Was it really such a good idea to lie in for an extra half an hour in the morning? Shouldn’t I have got out of bed in time to do my yoga stretches? Was the buttered toast at breakfast a good idea? Wouldn’t a green chutney spread have been healthier? Or should I have just stuck to some fresh fruit? Why didn’t I stop to slather on the sun-block before I left the house? Are these heels the best thing for my back? Why do I always leave writing my column to the last possible minute? Why am I checking my
page when I should be working?
There’s plenty more where that came from, but I won’t bore you any further with the details. But while I might be an extreme case, I am increasingly convinced that modern life is geared to make all of us feel guilty at some level most of the time.

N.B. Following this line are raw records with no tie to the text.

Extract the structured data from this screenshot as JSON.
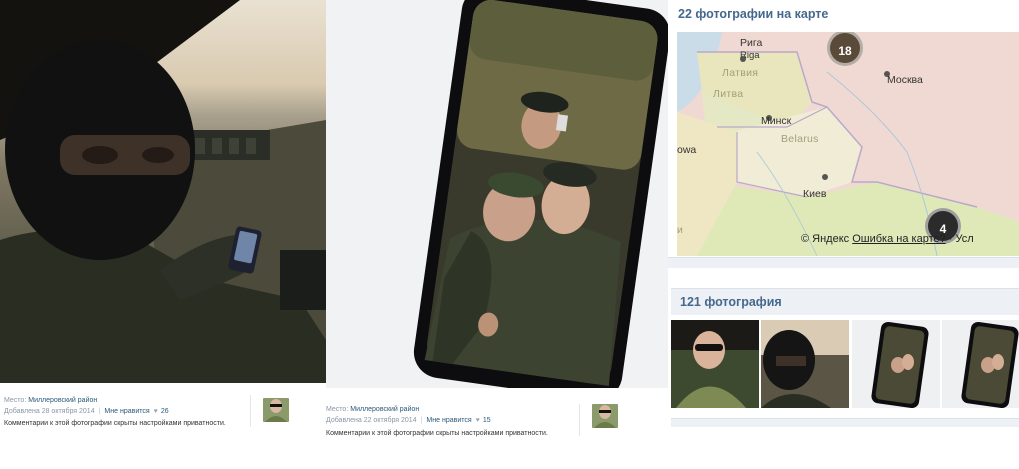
{
  "left_post": {
    "place_label": "Место:",
    "place_value": "Миллеровский район",
    "added_text": "Добавлена 28 октября 2014",
    "like_label": "Мне нравится",
    "like_count": "26",
    "comment_note": "Комментарии к этой фотографии скрыты настройками приватности."
  },
  "middle_post": {
    "place_label": "Место:",
    "place_value": "Миллеровский район",
    "added_text": "Добавлена 22 октября 2014",
    "like_label": "Мне нравится",
    "like_count": "15",
    "comment_note": "Комментарии к этой фотографии скрыты настройками приватности."
  },
  "map_section": {
    "title": "22 фотографии на карте",
    "labels": {
      "riga": "Рига",
      "riga_latin": "Riga",
      "latvia": "Латвия",
      "lithuania": "Литва",
      "minsk": "Минск",
      "belarus": "Belarus",
      "moscow": "Москва",
      "kyiv": "Киев",
      "belarus_partial": "оwa",
      "ukraine_partial": "и"
    },
    "pins": [
      "18",
      "4"
    ],
    "attribution": "© Яндекс",
    "error_link": "Ошибка на карте?",
    "terms_partial": "· Усл"
  },
  "photos_section": {
    "title": "121 фотография",
    "thumbnails": [
      "photo-thumb-1",
      "photo-thumb-2",
      "photo-thumb-3",
      "photo-thumb-4"
    ]
  },
  "colors": {
    "link_blue": "#2b587a",
    "header_blue": "#45688e",
    "map_red": "#f0d7d3",
    "map_green": "#dfe9b8"
  }
}
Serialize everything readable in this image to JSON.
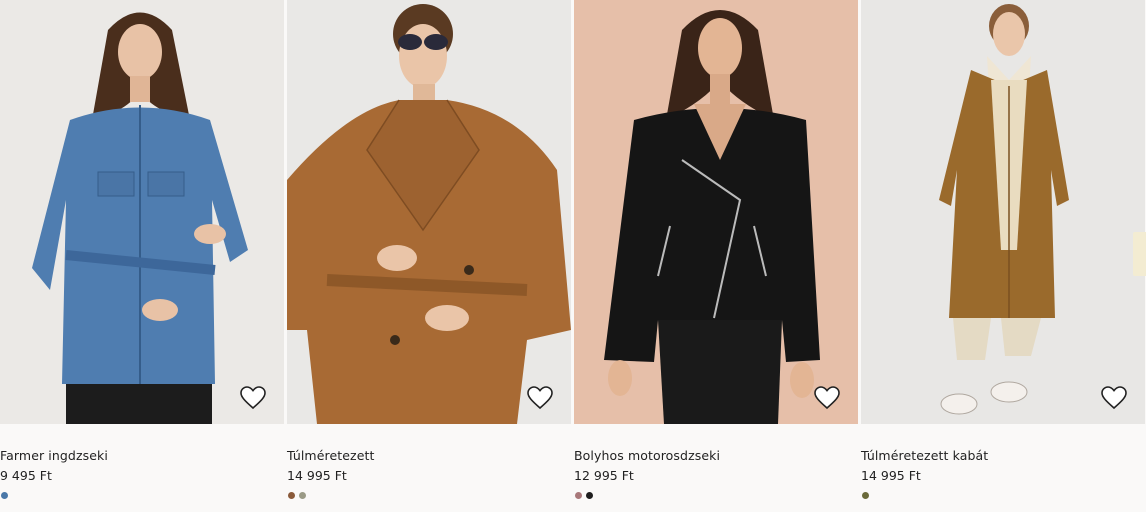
{
  "products": [
    {
      "name": "Farmer ingdzseki",
      "price": "9 495 Ft",
      "bg": "#ebe9e6",
      "colors": [
        "#4a78a8"
      ],
      "swatch_names": [
        "blue"
      ]
    },
    {
      "name": "Túlméretezett",
      "price": "14 995 Ft",
      "bg": "#e9e8e6",
      "colors": [
        "#8a5a3a",
        "#9a9a86"
      ],
      "swatch_names": [
        "brown",
        "khaki"
      ]
    },
    {
      "name": "Bolyhos motorosdzseki",
      "price": "12 995 Ft",
      "bg": "#e6bfa9",
      "colors": [
        "#a8787a",
        "#1e1e1e"
      ],
      "swatch_names": [
        "mauve",
        "black"
      ]
    },
    {
      "name": "Túlméretezett kabát",
      "price": "14 995 Ft",
      "bg": "#e8e7e5",
      "colors": [
        "#6a6a3a"
      ],
      "swatch_names": [
        "olive"
      ]
    }
  ],
  "icons": {
    "favorite": "heart-outline-icon"
  },
  "page_background": "#faf9f8"
}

The messages triggering off these feelings come at you from all directions. Don’t eat red meat. Have five servings of fruit and vegetables every day. Read to your children. Don’t let them watch too much television/play video games/have sugary drinks/insert this week’s advisory. Have that sex talk with your teenage kids. Have a medical check-up every year. Don’t drink more than 14 units of alcohol a week. Do strength training to build up muscle. Do Pilates to strengthen your core. Don’t get too fat. Don’t be too thin. Go early to bed. Don’t sleep in late.
Quite frankly, it’s hard to keep up with this stuff, especially when the conventional wisdom seems to change every five minutes. It’s almost as if there is some cosmic conspiracy at work geared to keep you off balance all the time. Just when you think you have finally got it right, they go and change the rules on you.
Chocolate is bad for you. Chocolate is good for you. No, actually, too much chocolate is bad for you. Too much of anything is bad for you. Moderation is the key. Or maybe not. Jogging is the best way to get that heart rate going. No, jogging is murder on your knees. You might be better of walking briskly. No, interval training is the way to go.
Carbohydrates are the best thing to keep your energy levels high. No, it’s complex carbohydrates actually. Hang on a minute, maybe you’d be better off with meat protein. Wait, make that lean protein. Stick to egg whites rather than yolk – that may throw your cholesterol out of whack. No, maybe there’s nothing wrong with egg yolk after all. Or maybe there is. Thus it goes. So, no matter what you do, you can be pretty darn sure that you will have something to feel guilty about. It’s almost as if guilt has become part of the human condition.
And then, there are all the things that you know that you really should do but keep postponing because, frankly, it's such a chore. You know you should visit Grandma with a nice box of chocolates or a home-made cake. But somehow you never seem to get around to actually doing it. You know you should call your parents and check how they are doing now that Dad has retired (and is probably getting on Mom’s nerves). You should check in with the friend who is recovering from a long illness, call on the neighbour who lost his wife, commiserate with the cousin who got sacked.
But the days are long and the evenings are full and somehow all this stuff falls off your radar screen. Yet, that nagging feeling persists. You know you should. You know you haven’t. And the guilt stays with you like a nagging itch that will not go away, no matter how long you scratch at it.
And then, there’s that special kind of guilt that women seem to revel in. I should have had my kids while I was still in my 20s. I should have breast-fed them longer. I should supervise their homework more regularly. I should make nutritious soup from scratch every evening. Am I neglecting my family because of my work? Or am I neglecting my work because of my family? Whichever way you look at it, you simply can’t win this guilt game. It’s a bad business, and I have a feeling it’s only going to get worse.